**WORK TO COMPLETE**
Scan the records below for the string "bool" and return every line where it appears.

[Element data from apps and pages]
+ + + +
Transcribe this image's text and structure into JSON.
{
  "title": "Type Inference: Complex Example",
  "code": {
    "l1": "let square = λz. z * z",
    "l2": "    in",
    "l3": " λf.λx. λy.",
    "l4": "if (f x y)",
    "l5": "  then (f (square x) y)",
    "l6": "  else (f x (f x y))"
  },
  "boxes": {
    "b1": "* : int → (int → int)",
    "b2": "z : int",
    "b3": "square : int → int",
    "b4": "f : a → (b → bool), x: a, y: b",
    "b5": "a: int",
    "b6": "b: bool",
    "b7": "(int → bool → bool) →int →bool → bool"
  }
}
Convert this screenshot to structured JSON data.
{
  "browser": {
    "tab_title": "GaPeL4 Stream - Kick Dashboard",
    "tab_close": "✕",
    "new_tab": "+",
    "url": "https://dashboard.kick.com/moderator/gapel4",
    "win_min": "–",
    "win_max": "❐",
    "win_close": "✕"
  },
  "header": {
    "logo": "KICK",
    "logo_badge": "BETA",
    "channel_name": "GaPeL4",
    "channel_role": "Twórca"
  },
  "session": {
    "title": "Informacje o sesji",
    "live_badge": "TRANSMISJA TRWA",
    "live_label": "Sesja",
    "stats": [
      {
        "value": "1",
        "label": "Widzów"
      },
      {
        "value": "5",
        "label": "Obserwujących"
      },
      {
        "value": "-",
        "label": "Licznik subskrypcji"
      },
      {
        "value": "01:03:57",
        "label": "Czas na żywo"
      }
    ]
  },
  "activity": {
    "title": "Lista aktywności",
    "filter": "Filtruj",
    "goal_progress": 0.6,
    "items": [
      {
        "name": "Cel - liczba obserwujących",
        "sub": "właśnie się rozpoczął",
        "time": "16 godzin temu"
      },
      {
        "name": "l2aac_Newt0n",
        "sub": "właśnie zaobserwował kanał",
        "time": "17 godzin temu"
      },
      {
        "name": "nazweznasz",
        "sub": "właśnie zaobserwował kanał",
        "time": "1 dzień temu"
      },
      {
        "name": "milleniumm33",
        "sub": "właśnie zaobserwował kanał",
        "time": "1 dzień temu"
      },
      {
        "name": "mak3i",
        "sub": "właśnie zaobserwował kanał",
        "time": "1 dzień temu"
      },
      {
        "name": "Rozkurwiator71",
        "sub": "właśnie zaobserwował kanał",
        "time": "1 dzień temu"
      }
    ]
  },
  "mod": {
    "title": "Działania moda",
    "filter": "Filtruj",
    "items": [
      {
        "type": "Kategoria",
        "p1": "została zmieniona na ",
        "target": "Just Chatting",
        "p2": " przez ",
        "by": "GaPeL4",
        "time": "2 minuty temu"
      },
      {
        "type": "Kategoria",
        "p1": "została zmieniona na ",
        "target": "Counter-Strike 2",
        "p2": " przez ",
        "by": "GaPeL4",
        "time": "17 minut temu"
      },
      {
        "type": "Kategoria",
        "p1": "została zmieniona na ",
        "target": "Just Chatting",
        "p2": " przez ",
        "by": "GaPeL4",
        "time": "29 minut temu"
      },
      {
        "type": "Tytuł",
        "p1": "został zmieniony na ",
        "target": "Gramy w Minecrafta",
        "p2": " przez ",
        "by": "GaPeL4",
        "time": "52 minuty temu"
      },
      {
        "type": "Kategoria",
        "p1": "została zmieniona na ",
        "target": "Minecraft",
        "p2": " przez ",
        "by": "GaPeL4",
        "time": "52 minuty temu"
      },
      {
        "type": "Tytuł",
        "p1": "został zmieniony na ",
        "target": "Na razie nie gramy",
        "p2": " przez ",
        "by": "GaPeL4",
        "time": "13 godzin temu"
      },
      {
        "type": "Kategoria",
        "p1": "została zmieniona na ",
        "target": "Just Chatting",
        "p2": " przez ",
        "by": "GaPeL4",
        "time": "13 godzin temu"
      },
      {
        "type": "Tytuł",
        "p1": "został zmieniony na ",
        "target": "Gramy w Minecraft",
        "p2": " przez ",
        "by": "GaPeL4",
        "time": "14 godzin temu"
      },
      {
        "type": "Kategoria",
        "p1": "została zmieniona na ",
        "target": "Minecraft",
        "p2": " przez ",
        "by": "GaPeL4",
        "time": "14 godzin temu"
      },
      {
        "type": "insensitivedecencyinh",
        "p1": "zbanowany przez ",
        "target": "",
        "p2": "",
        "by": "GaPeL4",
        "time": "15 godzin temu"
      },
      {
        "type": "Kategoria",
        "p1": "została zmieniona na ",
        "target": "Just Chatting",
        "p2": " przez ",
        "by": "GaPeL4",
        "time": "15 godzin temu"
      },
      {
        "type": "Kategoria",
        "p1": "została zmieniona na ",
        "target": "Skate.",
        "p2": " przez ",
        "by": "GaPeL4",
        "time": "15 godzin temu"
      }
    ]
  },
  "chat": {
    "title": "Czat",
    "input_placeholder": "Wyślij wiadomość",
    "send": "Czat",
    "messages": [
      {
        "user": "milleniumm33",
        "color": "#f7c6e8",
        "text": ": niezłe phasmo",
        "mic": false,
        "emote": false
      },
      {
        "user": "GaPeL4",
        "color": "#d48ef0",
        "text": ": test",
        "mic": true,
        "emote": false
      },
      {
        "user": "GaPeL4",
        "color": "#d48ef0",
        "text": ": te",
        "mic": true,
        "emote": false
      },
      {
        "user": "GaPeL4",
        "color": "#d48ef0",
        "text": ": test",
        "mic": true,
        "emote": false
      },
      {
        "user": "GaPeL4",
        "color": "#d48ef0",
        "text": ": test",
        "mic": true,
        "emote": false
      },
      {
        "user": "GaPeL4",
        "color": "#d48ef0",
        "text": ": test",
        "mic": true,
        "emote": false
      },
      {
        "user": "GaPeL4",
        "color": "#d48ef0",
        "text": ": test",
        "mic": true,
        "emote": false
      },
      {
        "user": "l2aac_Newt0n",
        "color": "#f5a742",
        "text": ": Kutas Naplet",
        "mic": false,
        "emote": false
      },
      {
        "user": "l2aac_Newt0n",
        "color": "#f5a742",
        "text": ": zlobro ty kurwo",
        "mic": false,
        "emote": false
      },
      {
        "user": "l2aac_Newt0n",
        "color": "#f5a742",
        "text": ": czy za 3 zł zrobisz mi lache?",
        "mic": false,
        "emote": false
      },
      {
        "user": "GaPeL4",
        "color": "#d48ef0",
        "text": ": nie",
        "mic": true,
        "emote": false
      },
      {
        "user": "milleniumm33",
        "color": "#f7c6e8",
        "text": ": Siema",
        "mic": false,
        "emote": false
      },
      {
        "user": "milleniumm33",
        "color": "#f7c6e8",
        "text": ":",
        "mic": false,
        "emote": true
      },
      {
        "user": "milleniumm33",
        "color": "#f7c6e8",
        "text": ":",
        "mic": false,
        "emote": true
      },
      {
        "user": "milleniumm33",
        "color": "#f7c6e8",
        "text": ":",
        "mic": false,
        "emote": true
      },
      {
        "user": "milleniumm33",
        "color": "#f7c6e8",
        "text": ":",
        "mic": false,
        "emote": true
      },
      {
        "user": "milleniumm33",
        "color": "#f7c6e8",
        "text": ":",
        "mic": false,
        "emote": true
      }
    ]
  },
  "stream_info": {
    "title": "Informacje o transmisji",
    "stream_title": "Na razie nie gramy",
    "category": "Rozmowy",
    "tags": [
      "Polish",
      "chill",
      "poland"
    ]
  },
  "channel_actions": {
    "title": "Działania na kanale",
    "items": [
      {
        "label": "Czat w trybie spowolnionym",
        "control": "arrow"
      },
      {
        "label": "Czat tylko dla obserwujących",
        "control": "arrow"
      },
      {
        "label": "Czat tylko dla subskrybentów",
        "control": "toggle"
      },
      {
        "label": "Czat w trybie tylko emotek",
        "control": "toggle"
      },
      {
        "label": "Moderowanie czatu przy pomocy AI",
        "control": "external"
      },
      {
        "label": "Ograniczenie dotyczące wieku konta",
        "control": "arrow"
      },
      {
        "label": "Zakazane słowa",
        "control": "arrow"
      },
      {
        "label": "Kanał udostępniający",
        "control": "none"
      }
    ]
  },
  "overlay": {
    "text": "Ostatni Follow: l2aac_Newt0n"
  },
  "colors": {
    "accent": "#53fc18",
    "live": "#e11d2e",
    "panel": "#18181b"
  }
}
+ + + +
**RESULT OF THE EXERCISE**
    "b4": "f : a → (b → bool), x: a, y: b",
    "b6": "b: bool",
    "b7": "(int → bool → bool) →int →bool → bool"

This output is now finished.